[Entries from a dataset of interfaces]
________________

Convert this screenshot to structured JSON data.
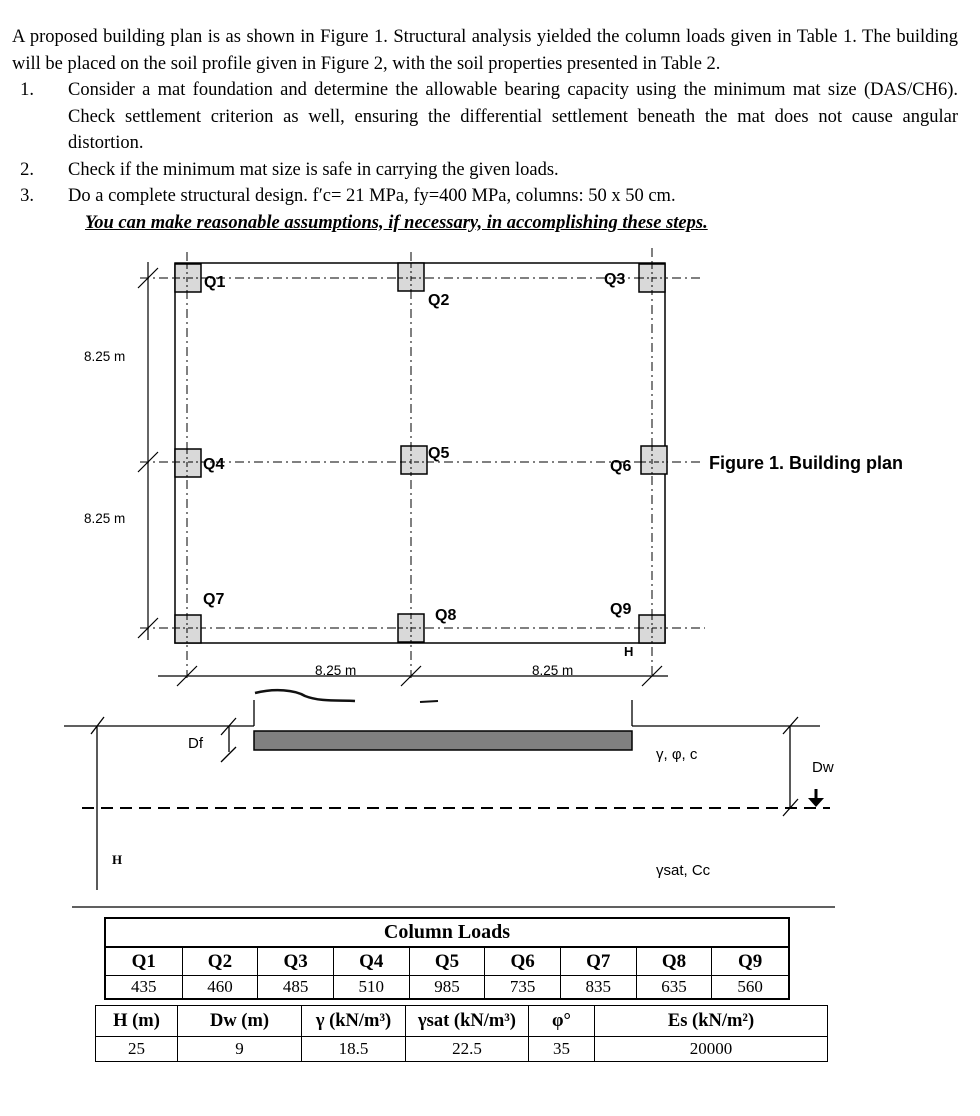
{
  "problem": {
    "intro": "A proposed building plan is as shown in Figure 1. Structural analysis yielded the column loads given in Table 1. The building will be placed on the soil profile given in Figure 2, with the soil properties presented in Table 2.",
    "items": [
      {
        "num": "1.",
        "text": "Consider a mat foundation and determine the allowable bearing capacity using the minimum mat size (DAS/CH6). Check settlement criterion as well, ensuring the differential settlement beneath the mat does not cause angular distortion."
      },
      {
        "num": "2.",
        "text": "Check if the minimum mat size is safe in carrying the given loads."
      },
      {
        "num": "3.",
        "text": "Do a complete structural design. f′c= 21 MPa, fy=400 MPa, columns: 50 x 50 cm."
      }
    ],
    "note": "You can make reasonable assumptions, if necessary, in accomplishing these steps."
  },
  "figure1": {
    "caption": "Figure 1. Building plan",
    "columns": [
      "Q1",
      "Q2",
      "Q3",
      "Q4",
      "Q5",
      "Q6",
      "Q7",
      "Q8",
      "Q9"
    ],
    "dim_vertical": [
      "8.25 m",
      "8.25 m"
    ],
    "dim_horizontal": [
      "8.25 m",
      "8.25 m"
    ],
    "corner_label": "H"
  },
  "figure2": {
    "df_label": "Df",
    "dw_label": "Dw",
    "h_label": "H",
    "upper_layer": "γ, φ, c",
    "lower_layer": "γsat, Cc"
  },
  "table1": {
    "title": "Column Loads",
    "headers": [
      "Q1",
      "Q2",
      "Q3",
      "Q4",
      "Q5",
      "Q6",
      "Q7",
      "Q8",
      "Q9"
    ],
    "values": [
      "435",
      "460",
      "485",
      "510",
      "985",
      "735",
      "835",
      "635",
      "560"
    ]
  },
  "table2": {
    "headers": [
      "H (m)",
      "Dw (m)",
      "γ (kN/m³)",
      "γsat (kN/m³)",
      "φ°",
      "Es (kN/m²)"
    ],
    "values": [
      "25",
      "9",
      "18.5",
      "22.5",
      "35",
      "20000"
    ]
  }
}
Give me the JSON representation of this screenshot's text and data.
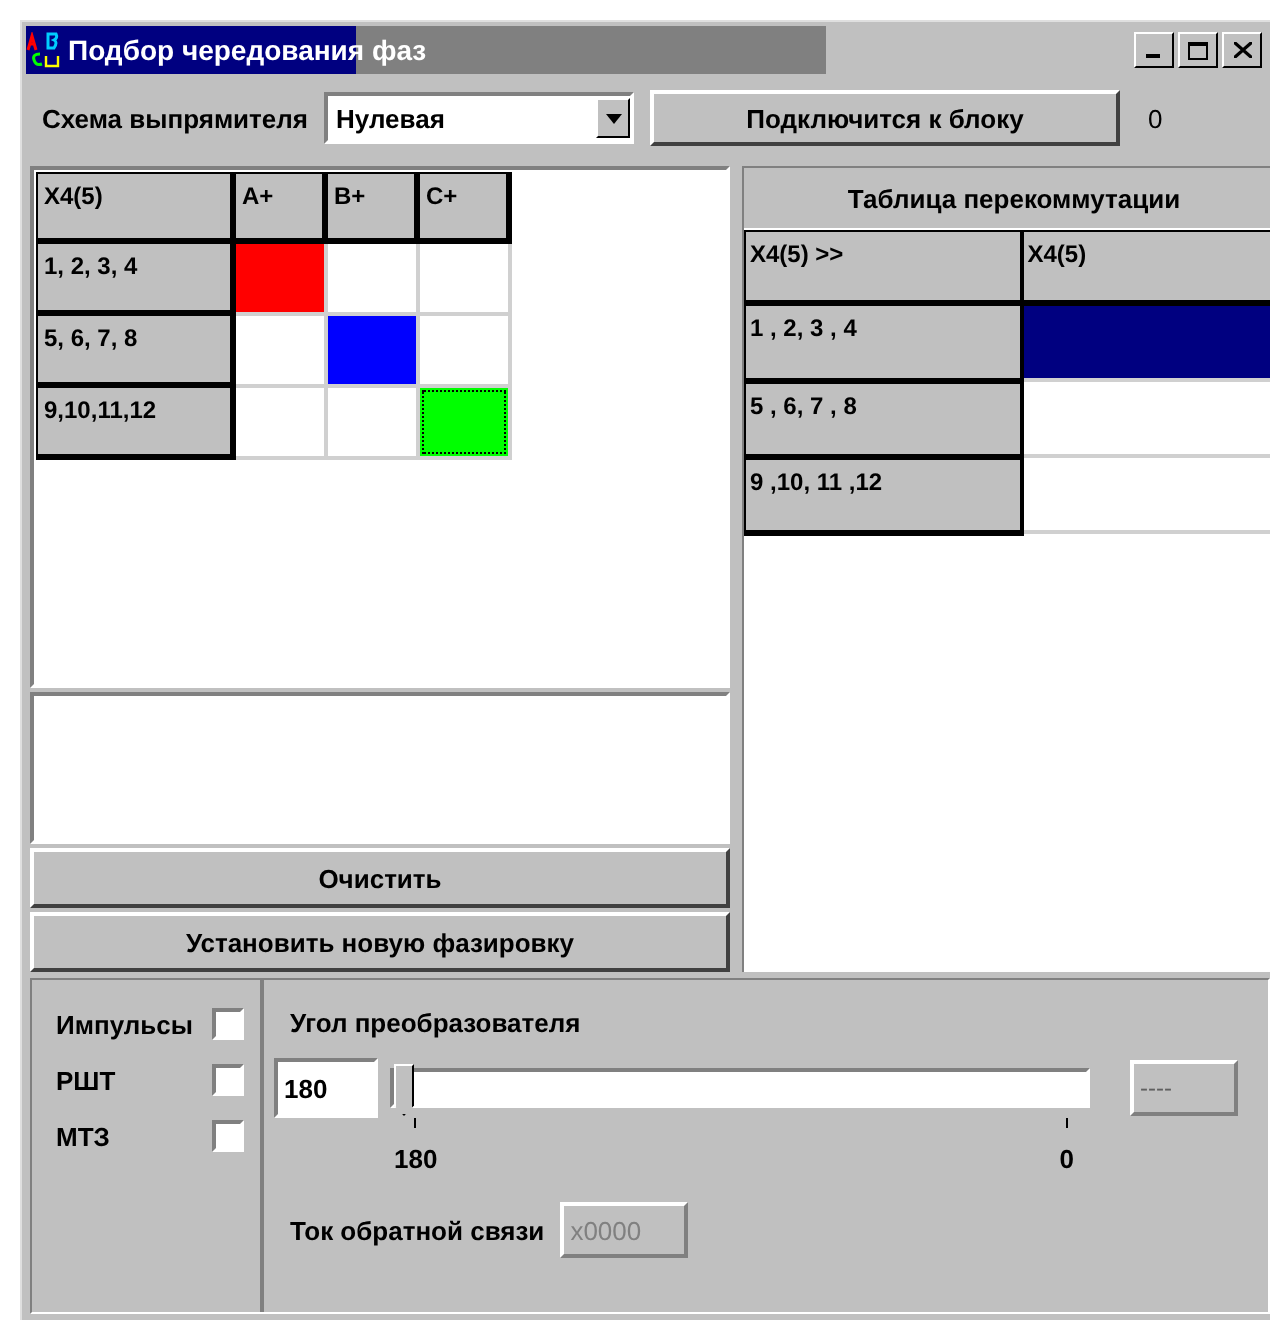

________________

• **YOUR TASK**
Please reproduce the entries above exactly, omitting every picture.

• **OUTPUT FOR THIS EXERCISE**
Convert this screenshot to structured JSON data.
{
  "problem": {
    "intro": "A proposed building plan is as shown in Figure 1. Structural analysis yielded the column loads given in Table 1. The building will be placed on the soil profile given in Figure 2, with the soil properties presented in Table 2.",
    "items": [
      {
        "num": "1.",
        "text": "Consider a mat foundation and determine the allowable bearing capacity using the minimum mat size (DAS/CH6). Check settlement criterion as well, ensuring the differential settlement beneath the mat does not cause angular distortion."
      },
      {
        "num": "2.",
        "text": "Check if the minimum mat size is safe in carrying the given loads."
      },
      {
        "num": "3.",
        "text": "Do a complete structural design. f′c= 21 MPa, fy=400 MPa, columns: 50 x 50 cm."
      }
    ],
    "note": "You can make reasonable assumptions, if necessary, in accomplishing these steps."
  },
  "figure1": {
    "caption": "Figure 1. Building plan",
    "columns": [
      "Q1",
      "Q2",
      "Q3",
      "Q4",
      "Q5",
      "Q6",
      "Q7",
      "Q8",
      "Q9"
    ],
    "dim_vertical": [
      "8.25 m",
      "8.25 m"
    ],
    "dim_horizontal": [
      "8.25 m",
      "8.25 m"
    ],
    "corner_label": "H"
  },
  "figure2": {
    "df_label": "Df",
    "dw_label": "Dw",
    "h_label": "H",
    "upper_layer": "γ, φ, c",
    "lower_layer": "γsat, Cc"
  },
  "table1": {
    "title": "Column Loads",
    "headers": [
      "Q1",
      "Q2",
      "Q3",
      "Q4",
      "Q5",
      "Q6",
      "Q7",
      "Q8",
      "Q9"
    ],
    "values": [
      "435",
      "460",
      "485",
      "510",
      "985",
      "735",
      "835",
      "635",
      "560"
    ]
  },
  "table2": {
    "headers": [
      "H (m)",
      "Dw (m)",
      "γ (kN/m³)",
      "γsat (kN/m³)",
      "φ°",
      "Es (kN/m²)"
    ],
    "values": [
      "25",
      "9",
      "18.5",
      "22.5",
      "35",
      "20000"
    ]
  }
}
Give me the JSON representation of this screenshot's text and data.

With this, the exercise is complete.